June 23rd 2011
Visitors to the Holy Land usually start with a trip to the Kotel, also known as the Wailing Wall or Western Wall. The Kotel is the last remaining wall of the Temple Mount, upon which the Jewish Temple stood in antiquity. Since the Temple Mount itself is mostly off-limits to Jews, the Kotel is considered the holiest site in Judaism.
The Kotel is essentially a large outdoor synagogue. A long mechitza barrier separates the men’s section from the women’s section. Prayers take place all day, both via formal prayer groups and individuals making time to speak to God.
Due to the holiness of the site, it is customary to write requests and prayers on notes which are placed in between the big, heavy
stones. Once a year, before Passover, the notes are removed and buried in the ground. New visitors refill the cracks with more hopes and wishes.
Modest dress is required at the Kotel. Men will be asked to put on yarmulkes, and women should come with sleeves and long skirts. Prayer books are available but if you come at a busy time, it may be hard to get one.
Friday nights at the Kotel are a special experience, with large numbers of people converging on the wall to welcome the Sabbath with song, dance and prayer.
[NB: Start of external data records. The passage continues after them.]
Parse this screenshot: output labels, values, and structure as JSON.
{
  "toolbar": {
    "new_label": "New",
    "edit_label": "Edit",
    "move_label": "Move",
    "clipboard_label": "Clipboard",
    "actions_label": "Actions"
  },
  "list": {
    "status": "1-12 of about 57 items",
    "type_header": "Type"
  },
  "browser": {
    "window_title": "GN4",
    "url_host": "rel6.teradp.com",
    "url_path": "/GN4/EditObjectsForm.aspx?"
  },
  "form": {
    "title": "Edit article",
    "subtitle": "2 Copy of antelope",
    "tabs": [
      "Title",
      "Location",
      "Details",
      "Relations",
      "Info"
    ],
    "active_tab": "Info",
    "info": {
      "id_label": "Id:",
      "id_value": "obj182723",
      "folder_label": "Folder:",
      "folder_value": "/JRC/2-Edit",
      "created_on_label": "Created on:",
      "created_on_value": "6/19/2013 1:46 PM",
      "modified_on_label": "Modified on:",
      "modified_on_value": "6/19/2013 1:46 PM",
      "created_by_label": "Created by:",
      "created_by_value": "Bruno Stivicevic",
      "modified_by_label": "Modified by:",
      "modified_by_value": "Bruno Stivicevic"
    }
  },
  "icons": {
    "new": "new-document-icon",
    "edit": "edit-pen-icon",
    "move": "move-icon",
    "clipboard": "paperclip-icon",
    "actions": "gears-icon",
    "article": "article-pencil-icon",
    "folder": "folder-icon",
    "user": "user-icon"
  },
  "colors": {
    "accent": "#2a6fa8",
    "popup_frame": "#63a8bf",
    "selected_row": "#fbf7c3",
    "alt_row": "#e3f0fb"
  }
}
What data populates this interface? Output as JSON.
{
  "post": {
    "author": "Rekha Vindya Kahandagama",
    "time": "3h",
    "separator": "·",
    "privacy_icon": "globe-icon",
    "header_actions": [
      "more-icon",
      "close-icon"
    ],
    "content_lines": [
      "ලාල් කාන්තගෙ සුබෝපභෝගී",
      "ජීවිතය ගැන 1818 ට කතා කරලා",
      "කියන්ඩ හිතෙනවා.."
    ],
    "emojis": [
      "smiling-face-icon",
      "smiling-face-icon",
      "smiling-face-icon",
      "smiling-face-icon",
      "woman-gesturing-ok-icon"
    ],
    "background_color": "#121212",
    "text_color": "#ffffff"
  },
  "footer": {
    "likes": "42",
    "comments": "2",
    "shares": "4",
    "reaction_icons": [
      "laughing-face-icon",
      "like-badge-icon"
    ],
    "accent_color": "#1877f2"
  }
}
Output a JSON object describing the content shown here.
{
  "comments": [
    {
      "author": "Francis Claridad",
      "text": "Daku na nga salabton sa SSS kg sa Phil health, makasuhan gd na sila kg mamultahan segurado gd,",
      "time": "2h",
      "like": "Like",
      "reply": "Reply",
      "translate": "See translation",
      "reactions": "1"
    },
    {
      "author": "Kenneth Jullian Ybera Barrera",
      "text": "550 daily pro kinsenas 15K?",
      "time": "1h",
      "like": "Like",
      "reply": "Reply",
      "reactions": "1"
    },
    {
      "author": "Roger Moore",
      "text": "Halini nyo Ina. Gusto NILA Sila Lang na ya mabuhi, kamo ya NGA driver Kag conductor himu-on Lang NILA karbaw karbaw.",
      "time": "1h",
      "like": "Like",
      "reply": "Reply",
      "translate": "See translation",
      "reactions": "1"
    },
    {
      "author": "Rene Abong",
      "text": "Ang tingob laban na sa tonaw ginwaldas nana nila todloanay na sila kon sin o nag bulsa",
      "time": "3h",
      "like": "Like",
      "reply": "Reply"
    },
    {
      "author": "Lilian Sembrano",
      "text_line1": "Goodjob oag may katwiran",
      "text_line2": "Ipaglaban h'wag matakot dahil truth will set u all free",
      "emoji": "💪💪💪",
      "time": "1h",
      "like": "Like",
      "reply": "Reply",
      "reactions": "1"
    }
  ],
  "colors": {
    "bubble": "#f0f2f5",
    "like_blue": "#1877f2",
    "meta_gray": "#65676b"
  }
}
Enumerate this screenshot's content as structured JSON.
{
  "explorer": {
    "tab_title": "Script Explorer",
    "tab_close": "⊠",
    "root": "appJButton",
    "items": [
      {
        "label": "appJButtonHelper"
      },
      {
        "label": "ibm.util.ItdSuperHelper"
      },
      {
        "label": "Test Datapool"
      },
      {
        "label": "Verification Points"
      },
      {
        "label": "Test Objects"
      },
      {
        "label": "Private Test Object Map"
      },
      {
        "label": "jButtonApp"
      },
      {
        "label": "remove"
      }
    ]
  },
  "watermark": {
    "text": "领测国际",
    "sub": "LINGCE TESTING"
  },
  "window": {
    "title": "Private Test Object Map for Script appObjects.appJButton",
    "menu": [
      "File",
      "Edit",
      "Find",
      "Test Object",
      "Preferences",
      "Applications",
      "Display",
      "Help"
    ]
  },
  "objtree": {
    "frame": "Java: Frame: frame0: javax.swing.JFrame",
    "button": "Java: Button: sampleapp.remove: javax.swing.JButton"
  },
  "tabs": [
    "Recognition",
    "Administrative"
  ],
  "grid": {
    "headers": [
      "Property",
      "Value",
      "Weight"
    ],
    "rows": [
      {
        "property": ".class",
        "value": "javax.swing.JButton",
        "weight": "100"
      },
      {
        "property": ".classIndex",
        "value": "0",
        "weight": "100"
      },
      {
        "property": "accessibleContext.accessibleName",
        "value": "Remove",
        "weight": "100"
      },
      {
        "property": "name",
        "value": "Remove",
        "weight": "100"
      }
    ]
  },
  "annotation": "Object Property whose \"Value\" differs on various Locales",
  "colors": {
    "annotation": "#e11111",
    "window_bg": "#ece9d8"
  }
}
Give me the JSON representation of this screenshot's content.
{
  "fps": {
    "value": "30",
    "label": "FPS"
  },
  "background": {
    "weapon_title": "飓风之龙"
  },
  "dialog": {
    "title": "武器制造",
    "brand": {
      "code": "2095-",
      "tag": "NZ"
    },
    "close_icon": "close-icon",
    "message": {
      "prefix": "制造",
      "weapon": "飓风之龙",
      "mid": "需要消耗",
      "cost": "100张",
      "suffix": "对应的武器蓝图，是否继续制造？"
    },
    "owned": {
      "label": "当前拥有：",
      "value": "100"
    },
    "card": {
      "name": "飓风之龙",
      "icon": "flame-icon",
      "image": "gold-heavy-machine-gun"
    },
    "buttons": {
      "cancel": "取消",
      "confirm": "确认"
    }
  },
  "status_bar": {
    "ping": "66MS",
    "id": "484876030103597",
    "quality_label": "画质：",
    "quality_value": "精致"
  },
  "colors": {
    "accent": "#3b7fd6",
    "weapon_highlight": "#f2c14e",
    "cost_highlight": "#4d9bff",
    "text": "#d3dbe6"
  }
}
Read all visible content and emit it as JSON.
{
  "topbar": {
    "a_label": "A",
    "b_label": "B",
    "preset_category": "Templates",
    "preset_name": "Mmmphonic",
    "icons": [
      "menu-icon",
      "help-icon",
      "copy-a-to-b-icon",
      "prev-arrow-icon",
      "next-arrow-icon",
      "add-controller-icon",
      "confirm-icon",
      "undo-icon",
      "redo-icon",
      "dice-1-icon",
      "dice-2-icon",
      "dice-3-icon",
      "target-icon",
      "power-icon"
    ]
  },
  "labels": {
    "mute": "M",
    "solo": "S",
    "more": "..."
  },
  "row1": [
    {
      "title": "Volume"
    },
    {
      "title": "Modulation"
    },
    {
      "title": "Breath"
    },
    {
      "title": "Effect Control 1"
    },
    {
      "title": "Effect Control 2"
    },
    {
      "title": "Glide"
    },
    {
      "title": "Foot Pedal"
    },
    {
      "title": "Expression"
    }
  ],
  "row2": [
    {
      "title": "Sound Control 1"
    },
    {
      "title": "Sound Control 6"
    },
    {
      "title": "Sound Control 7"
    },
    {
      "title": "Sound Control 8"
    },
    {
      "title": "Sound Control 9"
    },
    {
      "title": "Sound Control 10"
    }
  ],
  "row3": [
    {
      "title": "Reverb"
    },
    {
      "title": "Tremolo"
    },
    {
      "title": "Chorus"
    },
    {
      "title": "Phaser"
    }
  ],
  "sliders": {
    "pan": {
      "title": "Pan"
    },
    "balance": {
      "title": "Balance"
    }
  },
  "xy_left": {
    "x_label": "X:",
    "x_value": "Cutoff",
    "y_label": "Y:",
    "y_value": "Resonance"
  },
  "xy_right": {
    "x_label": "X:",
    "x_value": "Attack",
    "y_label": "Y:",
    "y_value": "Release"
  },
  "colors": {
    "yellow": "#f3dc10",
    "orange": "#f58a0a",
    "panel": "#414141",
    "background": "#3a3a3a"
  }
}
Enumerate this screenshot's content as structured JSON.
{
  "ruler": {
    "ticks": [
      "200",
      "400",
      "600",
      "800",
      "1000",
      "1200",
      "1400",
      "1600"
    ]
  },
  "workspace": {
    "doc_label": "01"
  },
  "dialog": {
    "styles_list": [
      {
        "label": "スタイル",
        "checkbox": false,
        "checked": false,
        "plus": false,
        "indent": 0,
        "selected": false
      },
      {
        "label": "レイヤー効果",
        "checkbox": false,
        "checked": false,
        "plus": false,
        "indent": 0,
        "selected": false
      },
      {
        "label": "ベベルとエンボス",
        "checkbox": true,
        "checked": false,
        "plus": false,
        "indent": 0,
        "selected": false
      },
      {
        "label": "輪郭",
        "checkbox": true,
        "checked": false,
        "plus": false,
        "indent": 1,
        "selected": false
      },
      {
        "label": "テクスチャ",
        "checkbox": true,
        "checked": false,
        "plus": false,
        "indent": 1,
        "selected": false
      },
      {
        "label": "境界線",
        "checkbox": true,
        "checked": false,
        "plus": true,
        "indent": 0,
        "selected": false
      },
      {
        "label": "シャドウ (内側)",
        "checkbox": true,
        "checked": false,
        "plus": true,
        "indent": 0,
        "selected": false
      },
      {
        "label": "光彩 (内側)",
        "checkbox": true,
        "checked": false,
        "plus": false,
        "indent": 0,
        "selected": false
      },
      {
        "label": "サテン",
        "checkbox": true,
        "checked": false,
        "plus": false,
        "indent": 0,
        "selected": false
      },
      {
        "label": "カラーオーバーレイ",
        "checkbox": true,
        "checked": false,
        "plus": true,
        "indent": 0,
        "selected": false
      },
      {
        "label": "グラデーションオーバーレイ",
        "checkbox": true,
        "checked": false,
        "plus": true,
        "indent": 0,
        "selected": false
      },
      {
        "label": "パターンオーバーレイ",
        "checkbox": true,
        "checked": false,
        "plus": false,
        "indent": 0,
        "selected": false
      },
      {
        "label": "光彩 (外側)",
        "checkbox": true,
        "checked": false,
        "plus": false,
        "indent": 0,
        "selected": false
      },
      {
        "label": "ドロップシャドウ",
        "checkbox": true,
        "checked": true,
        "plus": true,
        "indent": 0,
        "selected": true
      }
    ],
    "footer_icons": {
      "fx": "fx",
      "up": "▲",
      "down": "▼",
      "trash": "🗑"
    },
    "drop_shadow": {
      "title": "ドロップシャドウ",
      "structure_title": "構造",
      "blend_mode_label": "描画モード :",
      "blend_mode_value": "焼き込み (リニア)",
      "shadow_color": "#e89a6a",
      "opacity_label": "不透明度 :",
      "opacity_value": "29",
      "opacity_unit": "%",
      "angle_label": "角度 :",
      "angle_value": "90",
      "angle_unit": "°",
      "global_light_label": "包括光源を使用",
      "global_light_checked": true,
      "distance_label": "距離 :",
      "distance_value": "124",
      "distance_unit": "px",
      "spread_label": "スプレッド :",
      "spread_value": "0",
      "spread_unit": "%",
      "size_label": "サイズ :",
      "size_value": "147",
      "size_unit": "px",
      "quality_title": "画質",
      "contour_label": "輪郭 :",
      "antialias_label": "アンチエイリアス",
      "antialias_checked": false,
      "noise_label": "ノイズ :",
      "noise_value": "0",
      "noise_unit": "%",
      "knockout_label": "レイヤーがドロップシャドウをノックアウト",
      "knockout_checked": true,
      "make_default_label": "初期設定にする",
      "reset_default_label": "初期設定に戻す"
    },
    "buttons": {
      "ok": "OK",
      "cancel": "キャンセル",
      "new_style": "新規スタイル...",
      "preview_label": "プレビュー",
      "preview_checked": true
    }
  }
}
Jerusalem Day, which celebrates the reunification of Jerusalem and liberation of the Kotel in the Six Day War, is also a great time to visit the Kotel. Walk through the Damascus or Jaffa Gate into the Old City and join the throngs of people walking to the Western Wall, where they will express their joy by singing and dancing. On Shavuot at dawn you will find a large number of Jerusalemites who have walked from their neighborhoods in the middle of the night to pray and hear the Book of Ruth at the Kotel.